We baby boomers have had reasons to be slightly arrogant. For a long time it seemed that the world was spinning beneath our feet. We were like the ballerina in a music box, twirling in front of a mirror that reflected only us. TV commercials, movies — even the introduction of fast food “restaurants” — were there to beguile our unsophisticated little minds into the mesmerizing world of consumerism. And it worked. We pleaded with our parents for Barbie dolls with unlimited wardrobes, and over-priced toys with a Disney hook. We were princesses and princes, surrounded by magic.
Pity our poor parents, trying to grant our every wish. They were still shell-shocked from the horrors of World War II. All they wanted was a happy home. They would have done anything to protect us and give us the peaceful lives that they did not have. Boy, were we spoiled!
Those of us born between 1946 and 1964 were golden children. According to the U.S. Census Bureau, the term “baby boomer” is used in a cultural context, as well as just a head count. Didn’t we know it! We had the power that comes with numbers. Our enormity alone meant that we created a lump in the population. Picture these figures as the bulge in a snake that has just swallowed a pig — slightly scary and impossible to ignore.
According to Baby-Boomer magazine, 4,000,000 babies were born in each of those years. That comes to about seven each minute, more than twice the pre-war statistics.
As much as we hate to admit it, the “boomers” are now old. Recent years have seen an average of 7,000 new Medicare beneficiaries each day; “a total of 2.5 million baby boomers who will swamp America’s senior’s health care insurance program. Seventy million individuals are estimated to become eligible for Medicare each year over the next 20 years, compared to 45.2 million in 2008.” (American Association for Retired Persons)
Most of us worked hard and paid federal taxes, state taxes and, most importantly, contributed into Medicare. We may have grumbled about the list of deductions on our pay stubs. Now, we hope to get some of that back in the form of health care.
But, hold on. Our fairy tale expectations for a happily-ever-after may not have the ending we expected — especially in Mississippi. Evidently, doctors in this state are not eager to see Medicare patients.
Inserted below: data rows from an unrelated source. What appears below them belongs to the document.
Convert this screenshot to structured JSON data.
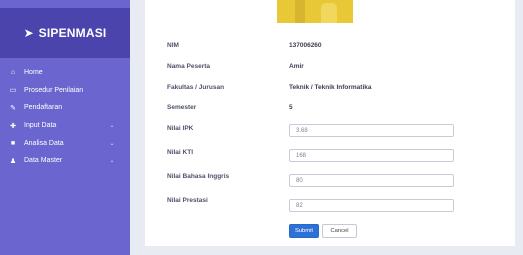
{
  "sidebar": {
    "brand": "SIPENMASI",
    "items": [
      {
        "label": "Home",
        "icon": "home-icon",
        "has_caret": false
      },
      {
        "label": "Prosedur Penilaian",
        "icon": "inbox-icon",
        "has_caret": false
      },
      {
        "label": "Pendaftaran",
        "icon": "pencil-icon",
        "has_caret": false
      },
      {
        "label": "Input Data",
        "icon": "plus-icon",
        "has_caret": true
      },
      {
        "label": "Analisa Data",
        "icon": "table-icon",
        "has_caret": true
      },
      {
        "label": "Data Master",
        "icon": "user-icon",
        "has_caret": true
      }
    ]
  },
  "form": {
    "nim_label": "NIM",
    "nim_value": "137006260",
    "nama_label": "Nama Peserta",
    "nama_value": "Amir",
    "fakultas_label": "Fakultas / Jurusan",
    "fakultas_value": "Teknik / Teknik Informatika",
    "semester_label": "Semester",
    "semester_value": "5",
    "ipk_label": "Nilai IPK",
    "ipk_value": "3.68",
    "kti_label": "Nilai KTI",
    "kti_value": "168",
    "bahasa_label": "Nilai Bahasa Inggris",
    "bahasa_value": "80",
    "prestasi_label": "Nilai Prestasi",
    "prestasi_value": "82",
    "submit_label": "Submit",
    "cancel_label": "Cancel"
  },
  "colors": {
    "sidebar_bg": "#6b66cf",
    "brand_bg": "#4b44ad",
    "submit_bg": "#2d71d6"
  }
}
“Mississippi State University social science professor Ronald Cossman conducted the study of health care access in the Magnolia State. He and other researchers had people pose as patients and telephone for appointments. Among core primary care physicians, only 47 percent agreed to take new Medicaid patients. In contrast, new patients with private insurance got appointments three-fourths of the time, the study found. In the nation as a whole, more than two-thirds of doctors open their doors to new Medicaid patients.” (Clarion-Ledger, March 29).
The doctors have a legitimate gripe. Dr. Aaron Shirley, chairman of the Jackson Medical Mall, said what also makes some Mississippi doctors reluctant to take on new Medicaid patients is the government’s reimbursement rate, which he called ” … terribly low. Sometimes it’s less than cost.”
A routine visit to a primary care physician might run $110 for the average patient, he said. “Medicaid reimbursement for that same visit would be more like $70 or $75” (Clarion Ledger).
Hippocrates wrote that famous oath about 400 years BC. In it, he makes a lot of vows to Apollo, Hygieia and some other residents of Mount Olympus. He talks about “regimens for the good of my patients,” and “keeping myself far from all intentional ill-doing.” There are no footnotes about helping only those who can pay.
I suppose we can’t blame contemporary doctors. After all, they have expenses. But, it begs the question, why doesn’t Medicare pay the going rates for treatment? Certainly, we have the funds.
The war in Iraq cost $720 million a day, or $500,000 a minute (Washington Post). Just think what could be done with all that money. Health care is just the tip of a ginormuos iceberg.
Baby Boomers are watching our pennies these days. It might be difficult for us to grasp immense waste by our government. But, dear politicians, do try to explain it to us. Remember, we love fairy tales, and are expecting our happy ending.
Adele Elliott, a New Orleans native, moved to Columbus after Hurricane Katrina.